According to Courter, a transformational change is an intentional shift in the culture to take advantage of strategic changes in the competitive marketplace, customer expectations, and workforce, as examples. Agile organizations who take advantage of strategic changes, and those who set the trends, are better positioned to achieve success. While some say that only developmental and transitional changes can be planned, Courter disagrees.
Attendees at the American Cleaning Institute's Annual Meeting and Industry Convention can hear more from Courter on Thursday, January 31 from 3:30 pm - 5:00 pm in Palazzo H for a networking and educational session entitled, Unite with Inclusion: Transformational Change. Courter will explain how she led a 70 year-old organization to repeatedly adopt transformational changes to position the organization to achieve greater success.
To kick off this session, sponsored by BASF Corporation, there be 30 minutes of speed networking. Don't miss the opportunity to connect with other industry executives and add 6-8 more names to your contact list. Below is an outline of the networking opportunity and some advice to consider:
The speed networking session will consist of 3-minute intervals in which you will introduce yourself, meet the individual across the table from you, and briefly share your thoughts about one of the ideas below:
- What inspired you to do the work you do now/get into your career?
- What is the most challenging aspect of your current job?
- What is your reason for being here today and what are you hoping to achieve?
- What’s something you want to accomplish at work before this year is over?
- How has your company been tackling diversity and inclusion in the work place?
Here are some suggestions to help make the most of your speed-networking experience:
Come well prepared
During a speed networking session, it is extremely important to be well prepared, efficient and goal oriented. There is very little time for small talk in contrast to other networking sessions. Prepare yourself by setting goals and outcomes that allow you to deliver the message that you want to communicate. Don’t forget to bring a stack of business cards to exchange with those you meet.
Prepare your elevator pitch
An elevator pitch is a 30 second description of yourself, what you do and what you want to communicate. Prepare a pitch before the session and think through the most important things you would like to communicate.

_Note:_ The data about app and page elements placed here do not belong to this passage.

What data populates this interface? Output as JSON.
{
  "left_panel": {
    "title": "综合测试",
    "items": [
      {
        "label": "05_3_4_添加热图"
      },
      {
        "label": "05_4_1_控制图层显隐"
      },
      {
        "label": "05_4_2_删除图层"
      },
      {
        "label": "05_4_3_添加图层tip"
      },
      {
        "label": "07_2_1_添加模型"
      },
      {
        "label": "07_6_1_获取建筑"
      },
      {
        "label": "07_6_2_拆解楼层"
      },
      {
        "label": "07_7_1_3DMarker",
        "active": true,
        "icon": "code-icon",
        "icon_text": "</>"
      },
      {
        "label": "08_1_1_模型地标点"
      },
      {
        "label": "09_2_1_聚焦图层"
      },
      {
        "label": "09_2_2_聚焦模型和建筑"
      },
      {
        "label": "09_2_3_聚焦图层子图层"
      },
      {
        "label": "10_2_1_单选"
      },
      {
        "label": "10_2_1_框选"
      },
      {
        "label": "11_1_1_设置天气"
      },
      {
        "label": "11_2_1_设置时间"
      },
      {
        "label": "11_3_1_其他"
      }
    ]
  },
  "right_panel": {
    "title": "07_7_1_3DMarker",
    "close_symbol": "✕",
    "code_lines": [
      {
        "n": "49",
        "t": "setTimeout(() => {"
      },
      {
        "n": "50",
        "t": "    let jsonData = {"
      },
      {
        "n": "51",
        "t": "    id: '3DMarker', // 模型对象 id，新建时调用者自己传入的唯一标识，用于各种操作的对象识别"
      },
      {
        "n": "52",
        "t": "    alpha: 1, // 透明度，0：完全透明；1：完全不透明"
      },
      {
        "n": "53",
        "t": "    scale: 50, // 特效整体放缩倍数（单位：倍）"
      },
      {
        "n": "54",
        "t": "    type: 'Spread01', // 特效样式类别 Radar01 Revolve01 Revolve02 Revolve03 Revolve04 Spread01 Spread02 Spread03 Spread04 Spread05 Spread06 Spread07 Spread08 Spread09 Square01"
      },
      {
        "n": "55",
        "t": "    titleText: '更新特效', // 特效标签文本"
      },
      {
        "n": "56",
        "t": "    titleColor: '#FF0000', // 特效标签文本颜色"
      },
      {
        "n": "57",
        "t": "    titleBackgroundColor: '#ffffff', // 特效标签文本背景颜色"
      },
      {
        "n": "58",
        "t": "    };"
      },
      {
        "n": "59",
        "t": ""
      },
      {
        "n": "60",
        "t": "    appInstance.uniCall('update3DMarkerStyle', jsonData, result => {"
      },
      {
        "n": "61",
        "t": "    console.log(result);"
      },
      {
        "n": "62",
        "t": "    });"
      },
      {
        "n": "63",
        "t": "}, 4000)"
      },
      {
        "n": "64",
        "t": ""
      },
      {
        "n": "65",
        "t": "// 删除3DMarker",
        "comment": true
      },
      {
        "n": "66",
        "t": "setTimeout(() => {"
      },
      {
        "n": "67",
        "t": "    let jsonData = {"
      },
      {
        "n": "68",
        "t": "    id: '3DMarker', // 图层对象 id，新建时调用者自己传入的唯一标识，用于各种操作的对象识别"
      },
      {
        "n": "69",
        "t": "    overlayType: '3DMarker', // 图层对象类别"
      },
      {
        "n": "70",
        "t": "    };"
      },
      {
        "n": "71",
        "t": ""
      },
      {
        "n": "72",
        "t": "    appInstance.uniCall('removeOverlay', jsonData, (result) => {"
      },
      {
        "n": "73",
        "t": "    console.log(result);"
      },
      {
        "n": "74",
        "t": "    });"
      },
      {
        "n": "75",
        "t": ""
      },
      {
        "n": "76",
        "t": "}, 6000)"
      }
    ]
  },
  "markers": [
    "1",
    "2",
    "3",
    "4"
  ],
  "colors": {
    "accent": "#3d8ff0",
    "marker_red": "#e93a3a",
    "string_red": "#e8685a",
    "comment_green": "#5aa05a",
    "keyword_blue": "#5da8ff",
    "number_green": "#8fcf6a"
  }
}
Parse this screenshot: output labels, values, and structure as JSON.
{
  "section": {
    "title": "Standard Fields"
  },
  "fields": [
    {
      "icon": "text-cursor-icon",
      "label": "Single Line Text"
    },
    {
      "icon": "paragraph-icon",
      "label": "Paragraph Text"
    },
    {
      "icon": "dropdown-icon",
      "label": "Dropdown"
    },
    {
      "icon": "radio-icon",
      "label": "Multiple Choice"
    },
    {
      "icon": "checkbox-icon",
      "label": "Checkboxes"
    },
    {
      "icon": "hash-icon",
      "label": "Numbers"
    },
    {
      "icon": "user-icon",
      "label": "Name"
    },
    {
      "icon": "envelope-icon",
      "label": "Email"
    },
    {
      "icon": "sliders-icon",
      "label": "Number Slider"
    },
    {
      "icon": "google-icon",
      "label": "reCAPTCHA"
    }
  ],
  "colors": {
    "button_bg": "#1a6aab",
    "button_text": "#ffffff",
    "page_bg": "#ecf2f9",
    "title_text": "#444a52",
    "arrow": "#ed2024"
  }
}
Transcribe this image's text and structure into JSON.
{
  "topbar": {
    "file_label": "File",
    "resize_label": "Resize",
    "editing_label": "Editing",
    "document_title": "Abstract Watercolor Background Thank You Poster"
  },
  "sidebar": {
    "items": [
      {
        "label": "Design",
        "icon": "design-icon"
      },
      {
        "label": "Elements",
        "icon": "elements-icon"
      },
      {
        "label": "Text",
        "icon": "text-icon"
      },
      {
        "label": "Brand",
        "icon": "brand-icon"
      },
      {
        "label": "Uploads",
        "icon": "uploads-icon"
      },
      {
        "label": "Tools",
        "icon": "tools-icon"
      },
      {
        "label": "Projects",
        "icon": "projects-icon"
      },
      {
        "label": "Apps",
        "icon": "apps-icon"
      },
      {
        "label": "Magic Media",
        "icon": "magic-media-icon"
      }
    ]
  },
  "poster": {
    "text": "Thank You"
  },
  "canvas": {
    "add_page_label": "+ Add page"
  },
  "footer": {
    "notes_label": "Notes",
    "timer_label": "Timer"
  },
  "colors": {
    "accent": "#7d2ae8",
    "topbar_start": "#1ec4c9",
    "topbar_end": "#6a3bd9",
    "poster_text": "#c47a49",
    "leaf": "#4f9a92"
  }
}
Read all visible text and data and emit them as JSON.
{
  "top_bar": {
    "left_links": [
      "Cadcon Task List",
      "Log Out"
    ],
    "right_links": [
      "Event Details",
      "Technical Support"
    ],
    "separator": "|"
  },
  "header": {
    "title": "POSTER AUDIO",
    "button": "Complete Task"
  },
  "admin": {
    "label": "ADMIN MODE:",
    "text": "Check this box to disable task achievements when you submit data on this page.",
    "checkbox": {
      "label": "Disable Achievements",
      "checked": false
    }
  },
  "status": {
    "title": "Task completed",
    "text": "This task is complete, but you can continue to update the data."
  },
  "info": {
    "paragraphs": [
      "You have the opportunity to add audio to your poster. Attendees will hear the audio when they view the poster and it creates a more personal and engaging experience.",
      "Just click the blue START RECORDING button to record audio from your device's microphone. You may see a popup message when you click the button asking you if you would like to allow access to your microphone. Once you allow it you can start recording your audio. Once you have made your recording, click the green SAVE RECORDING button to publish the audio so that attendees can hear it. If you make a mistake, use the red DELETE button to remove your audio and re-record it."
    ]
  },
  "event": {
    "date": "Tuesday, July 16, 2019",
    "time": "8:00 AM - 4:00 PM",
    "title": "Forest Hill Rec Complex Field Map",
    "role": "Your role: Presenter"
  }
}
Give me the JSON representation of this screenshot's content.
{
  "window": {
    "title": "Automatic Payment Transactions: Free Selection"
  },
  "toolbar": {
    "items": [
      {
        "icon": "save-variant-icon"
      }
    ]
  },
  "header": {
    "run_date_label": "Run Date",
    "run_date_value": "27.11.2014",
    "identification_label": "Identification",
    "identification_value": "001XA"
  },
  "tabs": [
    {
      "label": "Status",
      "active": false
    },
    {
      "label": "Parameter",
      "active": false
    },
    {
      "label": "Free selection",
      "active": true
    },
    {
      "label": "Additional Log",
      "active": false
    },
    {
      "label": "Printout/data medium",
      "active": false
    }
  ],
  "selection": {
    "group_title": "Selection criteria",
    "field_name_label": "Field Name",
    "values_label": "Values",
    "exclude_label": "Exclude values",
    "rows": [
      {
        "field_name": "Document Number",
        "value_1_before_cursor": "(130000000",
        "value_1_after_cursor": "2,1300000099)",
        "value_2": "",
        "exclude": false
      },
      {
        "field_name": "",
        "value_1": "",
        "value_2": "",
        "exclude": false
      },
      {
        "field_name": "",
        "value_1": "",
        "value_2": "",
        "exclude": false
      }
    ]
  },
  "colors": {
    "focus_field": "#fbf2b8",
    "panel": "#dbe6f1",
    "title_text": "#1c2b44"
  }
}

Refine the pitch so that it sounds natural. A good pitch can be constructed using the following outline: a) Your name. b) Your title and company. C) The values you create for your clients, by describing a typical problem, what activities you used to solve it and the actual result. d) You can finish up by including something about your goals and the results you wish to achieve from the meeting.
Scribble down who it is you are talking with, the date, the context as well as a summary of what is being said. Try to find common denominators and ways in which you can help the person in front of you, who amongst your contacts can be a good connection, which of your own goals can benefit from the other person’s experience, contacts, etc. Always carry a writing pad and a pen while at meetings. You never know who you’re going to meet.
Open networking time will be available at the end of the session so that you can follow up in more detail with those you met during the speed networking portion of the event. Or, take time when you return to the office to send follow up communication so that you don’t lose that contact.